Mmmm, sliders …
How fast can you eat a dozen White Castle hamburgers? They’re small, they’re slippery and they slide right down (hence the popular nickname), and it doesn’t take long to put away a sack. But we’ll bet you can’t eat them as fast as Susan Chidress can make them. Childress, a White Castle employee from Louisville, was recently named WC Lounge’s “Fastest Griddle Champion” for 2006, topping winners from 12 national regions in competition at corporate headquarters in Columbus, Ohio. “Contestants are tested on the amount of time it takes them to prepare and package 30 White Castle hamburgers,” according to a straight-faced company news release, which adds, “Bonus points are awarded for quality, accuracy and neatness.” The finished burgers were donated to a local mission kitchen, where hungry diners reportedly burped appreciatively.

Speaking of appreciative burping …
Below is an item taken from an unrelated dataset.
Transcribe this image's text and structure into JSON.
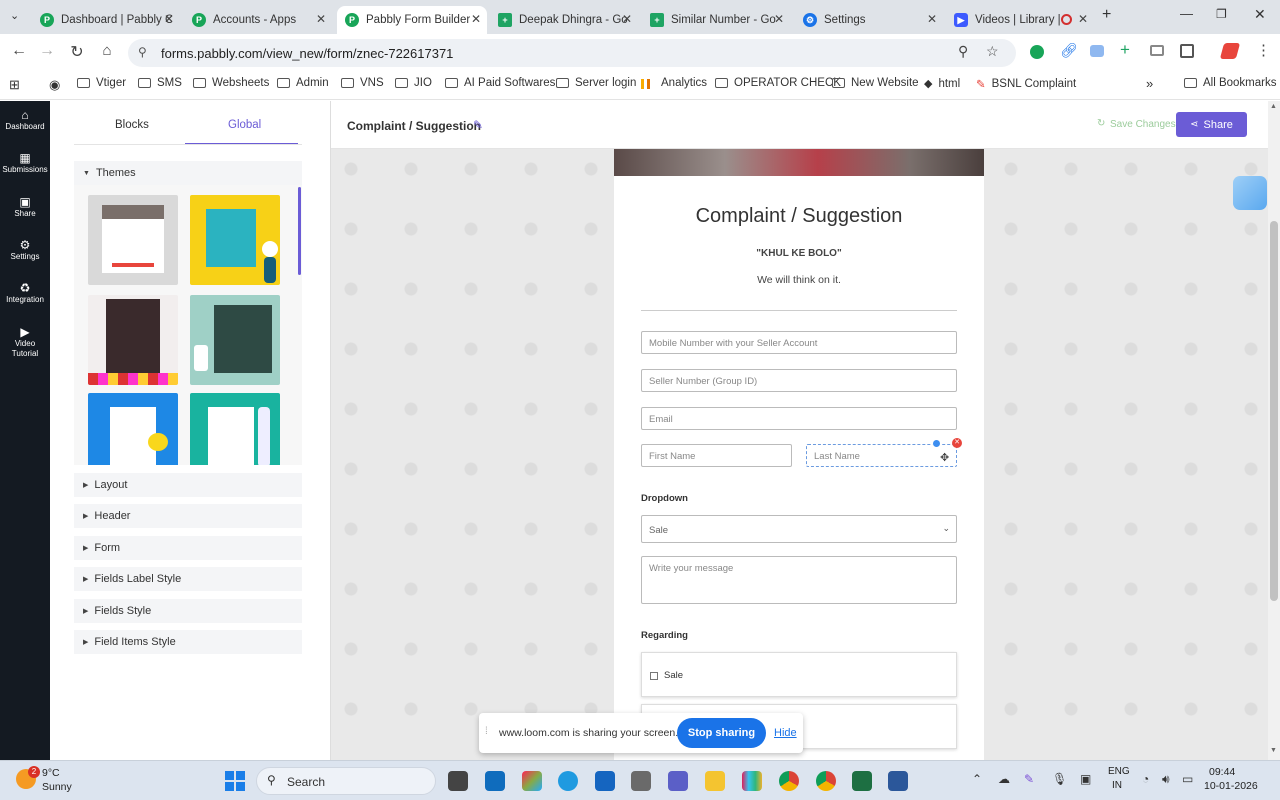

The national burrito-eating contest at Moe’s Southwest Grill is already under way, and if you’re interested in a public display of gluttony, you need to get registered by Monday, July 10. Each Moe’s outlet will draw 30 contestants at random from those entered, for competition in preliminary rounds later in the month. Winners of these rounds will compete head-to-head-to-burritohead until a city champion emerges on Aug. 5. The fun goes on through regional and national finals, culminating in what Moe’s cheekily declares “one of the greatest contests in modern sports, Moe’s national burrito eating finals,” to be held at Georgia Tech in Atlanta just before the Georgia Tech-Notre Dame football game on Sept. 2. The national champ will roar away on the grand prize, a custom Bourget chopper, saddlebags loaded with 2,860 Moe’s burrito vouchers, enough for one burrito a week, 52 weeks a year, for 55 years. Assuming you could live that long on a diet of nothing but burritos.